The effect of this is nowhere more apparent than in the person of Trump’s fellow presidential hopeful, Sen. Marco Rubio. As a child of Cuban immigrants, Rubio has been ahead of his party on topics important to the Hispanic community such as immigration. In 2013, Rubio authored a bill aimed at reforming immigration policy, and provided a pathway to citizenship for the U.S’s 11 million undocumented immigrants already living within the country. Even though Rubio backed away from his own bill after it failed to stack up votes in the House, and said he actually advocated a cliché republican immigration talking point known as the “Piecemeal approach.” His record on immigration should have been a bolster to his campaign thus far among moderate voters and the Hispanic community.
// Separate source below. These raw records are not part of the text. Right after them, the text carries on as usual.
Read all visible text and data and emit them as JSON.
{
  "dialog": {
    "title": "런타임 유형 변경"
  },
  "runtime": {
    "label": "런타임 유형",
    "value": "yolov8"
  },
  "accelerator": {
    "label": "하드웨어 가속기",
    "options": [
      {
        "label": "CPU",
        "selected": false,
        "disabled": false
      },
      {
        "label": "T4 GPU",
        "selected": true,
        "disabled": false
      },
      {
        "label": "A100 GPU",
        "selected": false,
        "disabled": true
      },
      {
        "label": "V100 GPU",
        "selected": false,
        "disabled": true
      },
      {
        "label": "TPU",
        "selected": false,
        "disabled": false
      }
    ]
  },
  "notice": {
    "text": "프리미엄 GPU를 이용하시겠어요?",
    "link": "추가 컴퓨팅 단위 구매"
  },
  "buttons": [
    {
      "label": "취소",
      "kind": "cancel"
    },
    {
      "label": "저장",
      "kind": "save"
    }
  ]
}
Enter Donald Trump.
As Rubio failed to turn heads among the large immigrant-fearing bloc of the Republican base, which has proven to be important for clinching a nomination in his party as of late, he has backpedalled even further on his immigration stance in order to appease the drooling masses that frequent Trump rallies.
Rubio has recently gone on the offensive against Trump, attempting to beat the man that President Obama called a “carnival barker” at his own game, after Trump began disparaging Rubio’s bid for the presidency because of his previous stance on immigration policy. Rubio called out Trump as a supporter of the DREAM Act and Amnesty saying, “he changed his position on those issues just to run for president,” he said in an interview with Fox News. According to Bloomberg Politics, Rubio even went as far as to announce that he would do away with President Obama’s deferred action for childhood arrivals, which protected undocumented children from deportation.
Rather than stick to his guns, and possibly garner the support of the more moderate chunks of America, Rubio has fallen prey to some of the nastiest rhetoric of the presidential race. Though these stances may aid his grab at the Republican nomination, recent polls have shown that the nasty race politics that held Trump atop the Republican field for so long don’t shine easily to the general electorate of a presidential election. New polling data from NBC/Wall Street Journal and CNN/ORC put Democratic hopeful Bernie Sanders several points above Trump in a national match-up.
As the primaries close in on the candidates, they increasingly run out of opportunities to check their rhetoric. A move many will have to make before it’s too late.